Your task
Copy the entries word for word. Keep the pictures out.

Records to process
-=-=-
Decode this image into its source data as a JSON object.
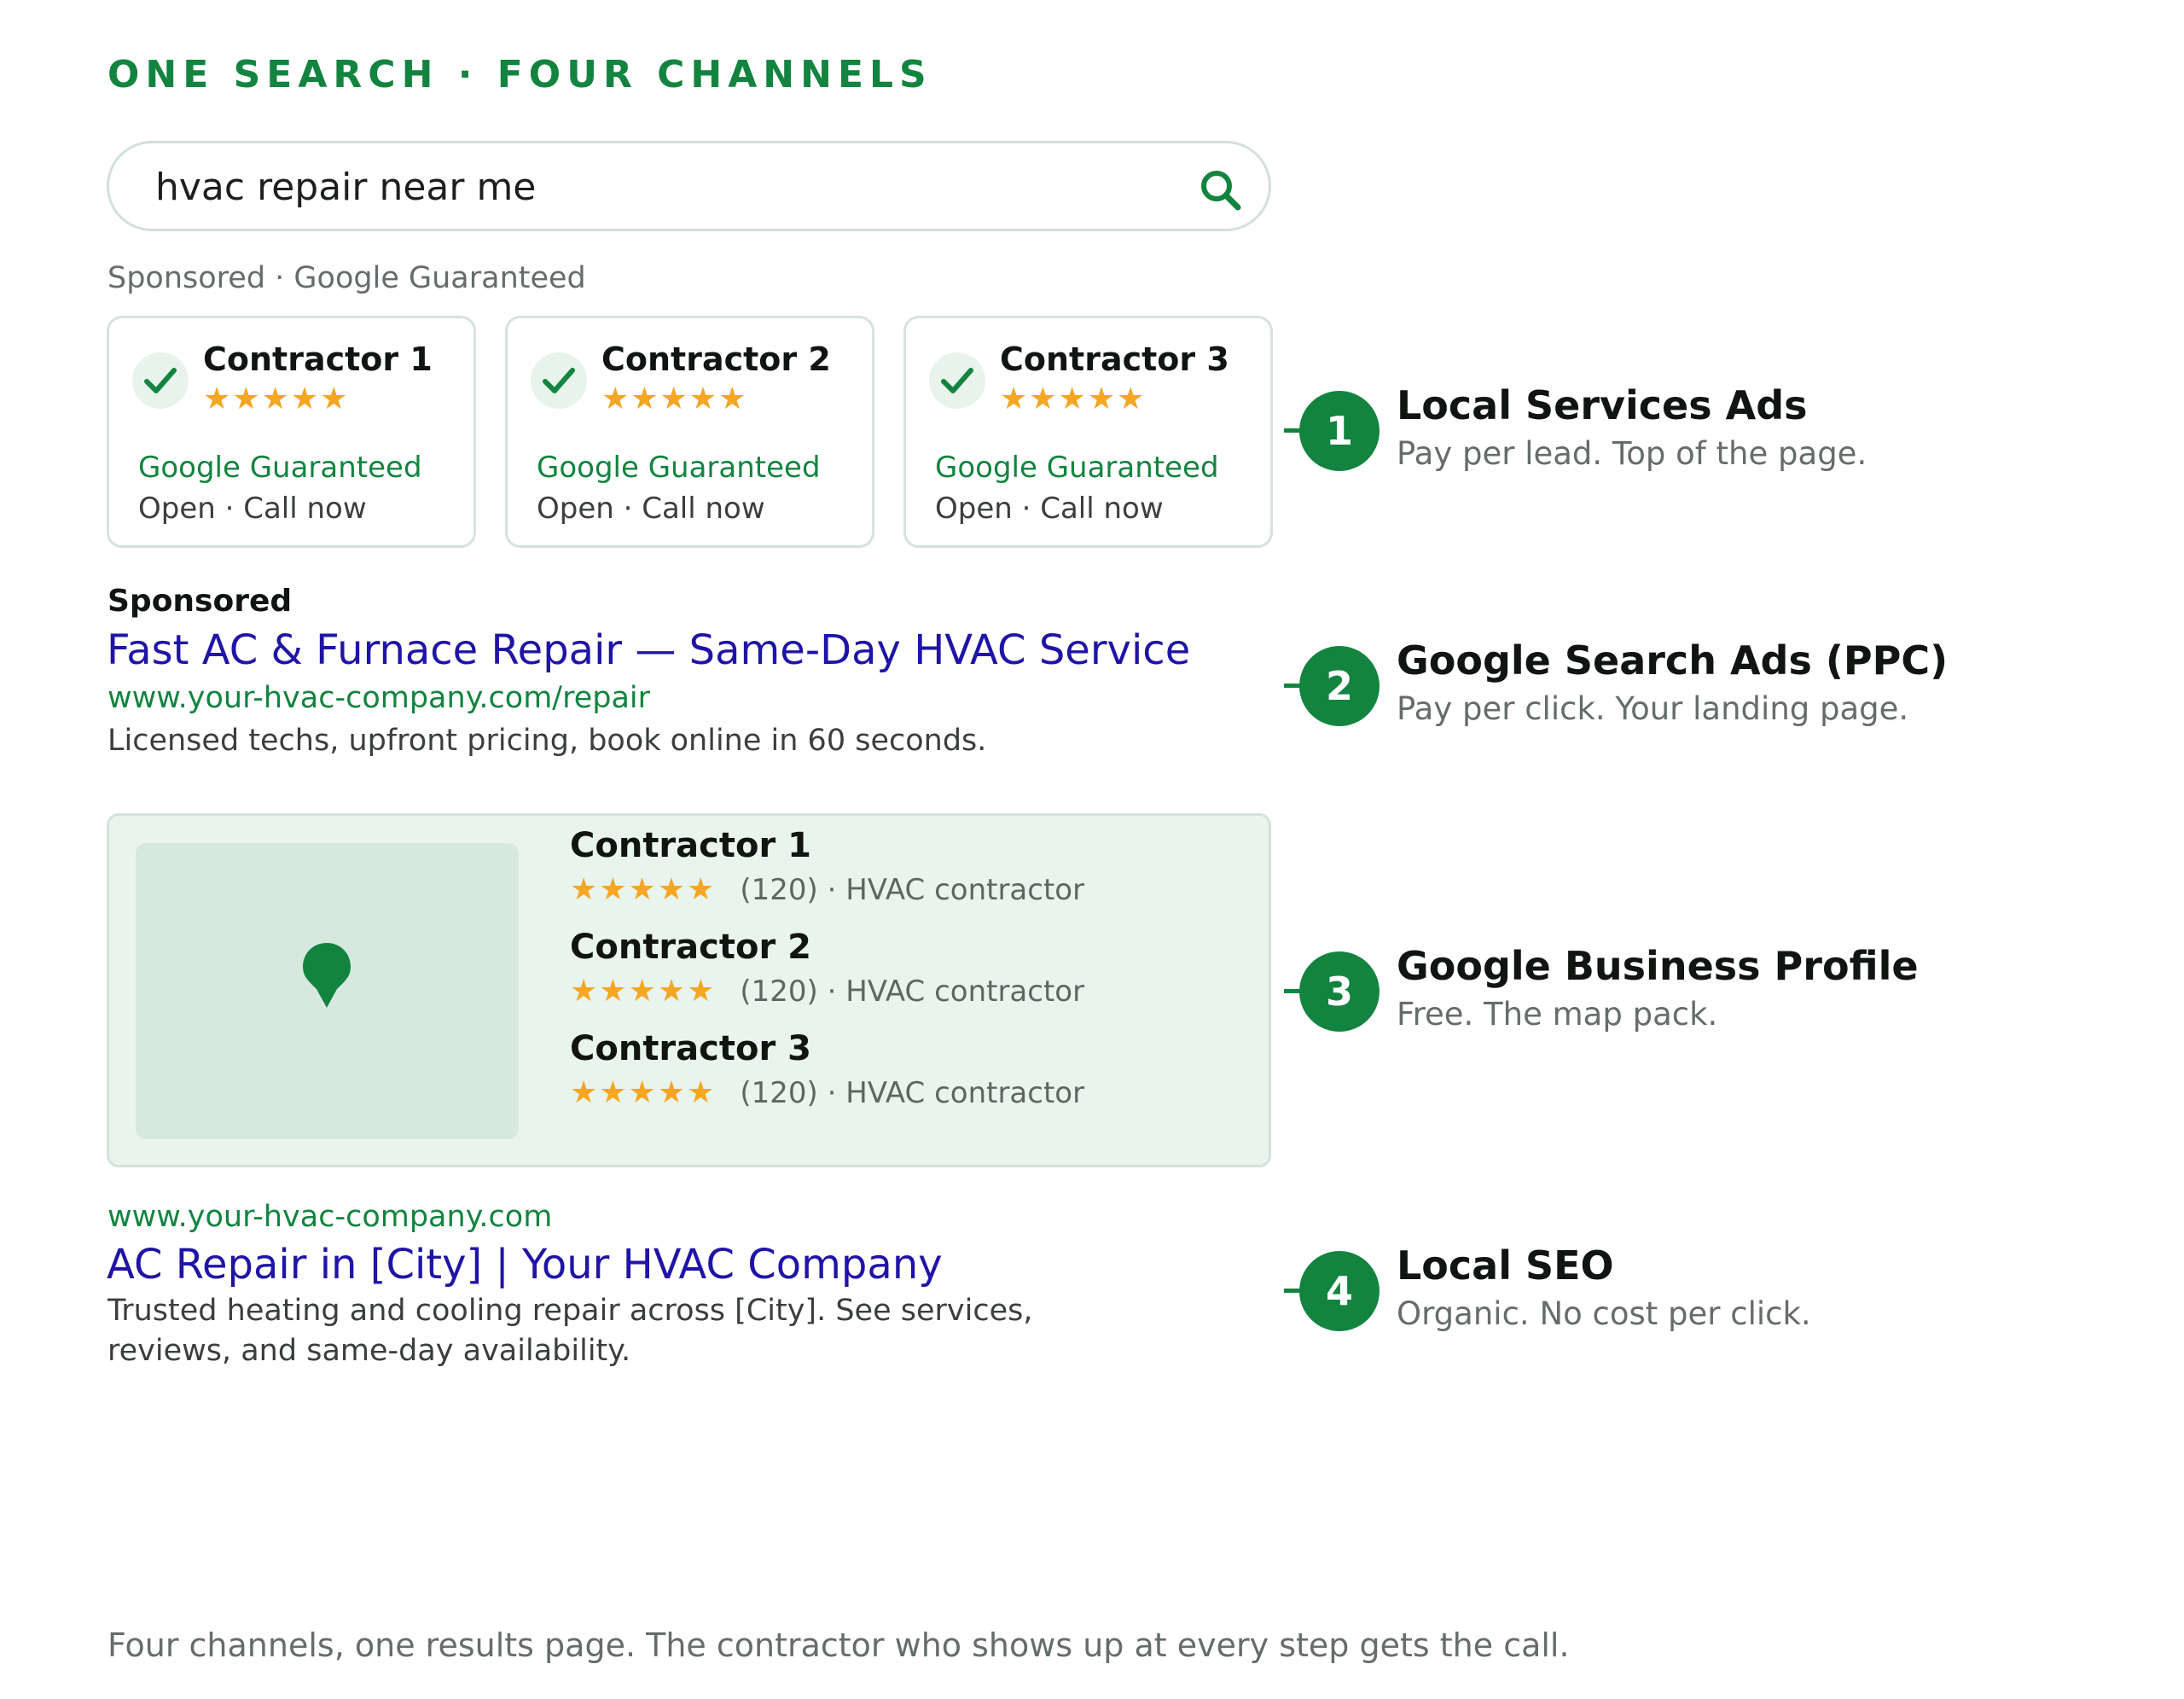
{
  "heading": "ONE SEARCH · FOUR CHANNELS",
  "search": {
    "query": "hvac repair near me",
    "icon": "search-icon"
  },
  "lsa": {
    "label": "Sponsored · Google Guaranteed",
    "cards": [
      {
        "name": "Contractor 1",
        "stars": "★★★★★",
        "badge": "Google Guaranteed",
        "status": "Open · Call now"
      },
      {
        "name": "Contractor 2",
        "stars": "★★★★★",
        "badge": "Google Guaranteed",
        "status": "Open · Call now"
      },
      {
        "name": "Contractor 3",
        "stars": "★★★★★",
        "badge": "Google Guaranteed",
        "status": "Open · Call now"
      }
    ]
  },
  "ppc": {
    "label": "Sponsored",
    "title": "Fast AC & Furnace Repair — Same-Day HVAC Service",
    "url": "www.your-hvac-company.com/repair",
    "description": "Licensed techs, upfront pricing, book online in 60 seconds."
  },
  "map_pack": {
    "listings": [
      {
        "name": "Contractor 1",
        "stars": "★★★★★",
        "meta": "(120) · HVAC contractor"
      },
      {
        "name": "Contractor 2",
        "stars": "★★★★★",
        "meta": "(120) · HVAC contractor"
      },
      {
        "name": "Contractor 3",
        "stars": "★★★★★",
        "meta": "(120) · HVAC contractor"
      }
    ]
  },
  "organic": {
    "url": "www.your-hvac-company.com",
    "title": "AC Repair in [City] | Your HVAC Company",
    "description_line1": "Trusted heating and cooling repair across [City]. See services,",
    "description_line2": "reviews, and same-day availability."
  },
  "callouts": [
    {
      "number": "1",
      "title": "Local Services Ads",
      "subtitle": "Pay per lead. Top of the page."
    },
    {
      "number": "2",
      "title": "Google Search Ads (PPC)",
      "subtitle": "Pay per click. Your landing page."
    },
    {
      "number": "3",
      "title": "Google Business Profile",
      "subtitle": "Free. The map pack."
    },
    {
      "number": "4",
      "title": "Local SEO",
      "subtitle": "Organic. No cost per click."
    }
  ],
  "footer": "Four channels, one results page. The contractor who shows up at every step gets the call.",
  "colors": {
    "brand_green": "#12843f",
    "link_blue": "#1f14a6",
    "star_orange": "#f5a623",
    "map_bg": "#e9f4ee"
  }
}
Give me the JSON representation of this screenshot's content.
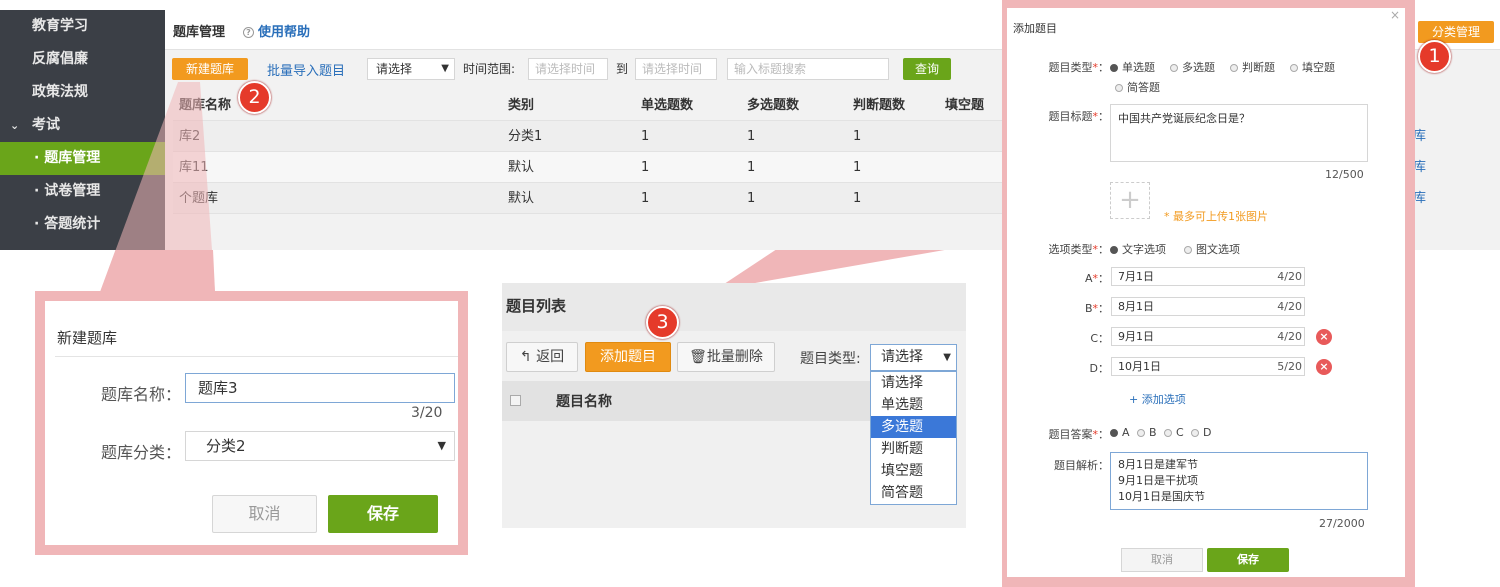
{
  "sidebar": {
    "items": [
      {
        "label": "教育学习"
      },
      {
        "label": "反腐倡廉"
      },
      {
        "label": "政策法规"
      },
      {
        "label": "考试"
      },
      {
        "label": "· 题库管理"
      },
      {
        "label": "· 试卷管理"
      },
      {
        "label": "· 答题统计"
      }
    ]
  },
  "header": {
    "title": "题库管理",
    "help": "使用帮助",
    "category_button": "分类管理"
  },
  "toolbar": {
    "new_button": "新建题库",
    "import_link": "批量导入题目",
    "filter_select": "请选择",
    "time_label": "时间范围:",
    "time_from_placeholder": "请选择时间",
    "to_label": "到",
    "time_to_placeholder": "请选择时间",
    "search_placeholder": "输入标题搜索",
    "query_button": "查询"
  },
  "table": {
    "headers": [
      "题库名称",
      "类别",
      "单选题数",
      "多选题数",
      "判断题数",
      "填空题"
    ],
    "rows": [
      {
        "name": "库2",
        "category": "分类1",
        "single": "1",
        "multi": "1",
        "judge": "1",
        "action": "库"
      },
      {
        "name": "库11",
        "category": "默认",
        "single": "1",
        "multi": "1",
        "judge": "1",
        "action": "库"
      },
      {
        "name": "个题库",
        "category": "默认",
        "single": "1",
        "multi": "1",
        "judge": "1",
        "action": "库"
      }
    ]
  },
  "badges": {
    "b1": "1",
    "b2": "2",
    "b3": "3"
  },
  "new_bank_dialog": {
    "title": "新建题库",
    "name_label": "题库名称：",
    "name_value": "题库3",
    "name_count": "3/20",
    "category_label": "题库分类：",
    "category_value": "分类2",
    "cancel": "取消",
    "save": "保存"
  },
  "question_list": {
    "title": "题目列表",
    "back": "返回",
    "add": "添加题目",
    "batch_delete": "批量删除",
    "type_label": "题目类型:",
    "type_select": "请选择",
    "column_name": "题目名称",
    "dropdown": [
      "请选择",
      "单选题",
      "多选题",
      "判断题",
      "填空题",
      "简答题"
    ],
    "dropdown_selected": "多选题"
  },
  "add_question_dialog": {
    "title": "添加题目",
    "type_label": "题目类型",
    "types": [
      "单选题",
      "多选题",
      "判断题",
      "填空题",
      "简答题"
    ],
    "title_label": "题目标题",
    "title_value": "中国共产党诞辰纪念日是？",
    "title_count": "12/500",
    "upload_hint": "* 最多可上传1张图片",
    "option_type_label": "选项类型",
    "option_types": [
      "文字选项",
      "图文选项"
    ],
    "options": [
      {
        "key": "A",
        "value": "7月1日",
        "count": "4/20"
      },
      {
        "key": "B",
        "value": "8月1日",
        "count": "4/20"
      },
      {
        "key": "C",
        "value": "9月1日",
        "count": "4/20"
      },
      {
        "key": "D",
        "value": "10月1日",
        "count": "5/20"
      }
    ],
    "add_option": "+ 添加选项",
    "answer_label": "题目答案",
    "answers": [
      "A",
      "B",
      "C",
      "D"
    ],
    "analysis_label": "题目解析：",
    "analysis_lines": [
      "8月1日是建军节",
      "9月1日是干扰项",
      "10月1日是国庆节"
    ],
    "analysis_count": "27/2000",
    "cancel": "取消",
    "save": "保存"
  },
  "colors": {
    "accent_orange": "#f29a1f",
    "accent_green": "#6aa51a",
    "callout_pink": "#f0b6b8",
    "badge_red": "#e53a2a"
  }
}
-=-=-
Written answer
Decode this image into its source data as a JSON object.
{
  "heading": "ONE SEARCH · FOUR CHANNELS",
  "search": {
    "query": "hvac repair near me",
    "icon": "search-icon"
  },
  "lsa": {
    "label": "Sponsored · Google Guaranteed",
    "cards": [
      {
        "name": "Contractor 1",
        "stars": "★★★★★",
        "badge": "Google Guaranteed",
        "status": "Open · Call now"
      },
      {
        "name": "Contractor 2",
        "stars": "★★★★★",
        "badge": "Google Guaranteed",
        "status": "Open · Call now"
      },
      {
        "name": "Contractor 3",
        "stars": "★★★★★",
        "badge": "Google Guaranteed",
        "status": "Open · Call now"
      }
    ]
  },
  "ppc": {
    "label": "Sponsored",
    "title": "Fast AC & Furnace Repair — Same-Day HVAC Service",
    "url": "www.your-hvac-company.com/repair",
    "description": "Licensed techs, upfront pricing, book online in 60 seconds."
  },
  "map_pack": {
    "listings": [
      {
        "name": "Contractor 1",
        "stars": "★★★★★",
        "meta": "(120) · HVAC contractor"
      },
      {
        "name": "Contractor 2",
        "stars": "★★★★★",
        "meta": "(120) · HVAC contractor"
      },
      {
        "name": "Contractor 3",
        "stars": "★★★★★",
        "meta": "(120) · HVAC contractor"
      }
    ]
  },
  "organic": {
    "url": "www.your-hvac-company.com",
    "title": "AC Repair in [City] | Your HVAC Company",
    "description_line1": "Trusted heating and cooling repair across [City]. See services,",
    "description_line2": "reviews, and same-day availability."
  },
  "callouts": [
    {
      "number": "1",
      "title": "Local Services Ads",
      "subtitle": "Pay per lead. Top of the page."
    },
    {
      "number": "2",
      "title": "Google Search Ads (PPC)",
      "subtitle": "Pay per click. Your landing page."
    },
    {
      "number": "3",
      "title": "Google Business Profile",
      "subtitle": "Free. The map pack."
    },
    {
      "number": "4",
      "title": "Local SEO",
      "subtitle": "Organic. No cost per click."
    }
  ],
  "footer": "Four channels, one results page. The contractor who shows up at every step gets the call.",
  "colors": {
    "brand_green": "#12843f",
    "link_blue": "#1f14a6",
    "star_orange": "#f5a623",
    "map_bg": "#e9f4ee"
  }
}
Give me the JSON representation of this screenshot's content.
{
  "sidebar": {
    "items": [
      {
        "label": "教育学习"
      },
      {
        "label": "反腐倡廉"
      },
      {
        "label": "政策法规"
      },
      {
        "label": "考试"
      },
      {
        "label": "· 题库管理"
      },
      {
        "label": "· 试卷管理"
      },
      {
        "label": "· 答题统计"
      }
    ]
  },
  "header": {
    "title": "题库管理",
    "help": "使用帮助",
    "category_button": "分类管理"
  },
  "toolbar": {
    "new_button": "新建题库",
    "import_link": "批量导入题目",
    "filter_select": "请选择",
    "time_label": "时间范围:",
    "time_from_placeholder": "请选择时间",
    "to_label": "到",
    "time_to_placeholder": "请选择时间",
    "search_placeholder": "输入标题搜索",
    "query_button": "查询"
  },
  "table": {
    "headers": [
      "题库名称",
      "类别",
      "单选题数",
      "多选题数",
      "判断题数",
      "填空题"
    ],
    "rows": [
      {
        "name": "库2",
        "category": "分类1",
        "single": "1",
        "multi": "1",
        "judge": "1",
        "action": "库"
      },
      {
        "name": "库11",
        "category": "默认",
        "single": "1",
        "multi": "1",
        "judge": "1",
        "action": "库"
      },
      {
        "name": "个题库",
        "category": "默认",
        "single": "1",
        "multi": "1",
        "judge": "1",
        "action": "库"
      }
    ]
  },
  "badges": {
    "b1": "1",
    "b2": "2",
    "b3": "3"
  },
  "new_bank_dialog": {
    "title": "新建题库",
    "name_label": "题库名称：",
    "name_value": "题库3",
    "name_count": "3/20",
    "category_label": "题库分类：",
    "category_value": "分类2",
    "cancel": "取消",
    "save": "保存"
  },
  "question_list": {
    "title": "题目列表",
    "back": "返回",
    "add": "添加题目",
    "batch_delete": "批量删除",
    "type_label": "题目类型:",
    "type_select": "请选择",
    "column_name": "题目名称",
    "dropdown": [
      "请选择",
      "单选题",
      "多选题",
      "判断题",
      "填空题",
      "简答题"
    ],
    "dropdown_selected": "多选题"
  },
  "add_question_dialog": {
    "title": "添加题目",
    "type_label": "题目类型",
    "types": [
      "单选题",
      "多选题",
      "判断题",
      "填空题",
      "简答题"
    ],
    "title_label": "题目标题",
    "title_value": "中国共产党诞辰纪念日是？",
    "title_count": "12/500",
    "upload_hint": "* 最多可上传1张图片",
    "option_type_label": "选项类型",
    "option_types": [
      "文字选项",
      "图文选项"
    ],
    "options": [
      {
        "key": "A",
        "value": "7月1日",
        "count": "4/20"
      },
      {
        "key": "B",
        "value": "8月1日",
        "count": "4/20"
      },
      {
        "key": "C",
        "value": "9月1日",
        "count": "4/20"
      },
      {
        "key": "D",
        "value": "10月1日",
        "count": "5/20"
      }
    ],
    "add_option": "+ 添加选项",
    "answer_label": "题目答案",
    "answers": [
      "A",
      "B",
      "C",
      "D"
    ],
    "analysis_label": "题目解析：",
    "analysis_lines": [
      "8月1日是建军节",
      "9月1日是干扰项",
      "10月1日是国庆节"
    ],
    "analysis_count": "27/2000",
    "cancel": "取消",
    "save": "保存"
  },
  "colors": {
    "accent_orange": "#f29a1f",
    "accent_green": "#6aa51a",
    "callout_pink": "#f0b6b8",
    "badge_red": "#e53a2a"
  }
}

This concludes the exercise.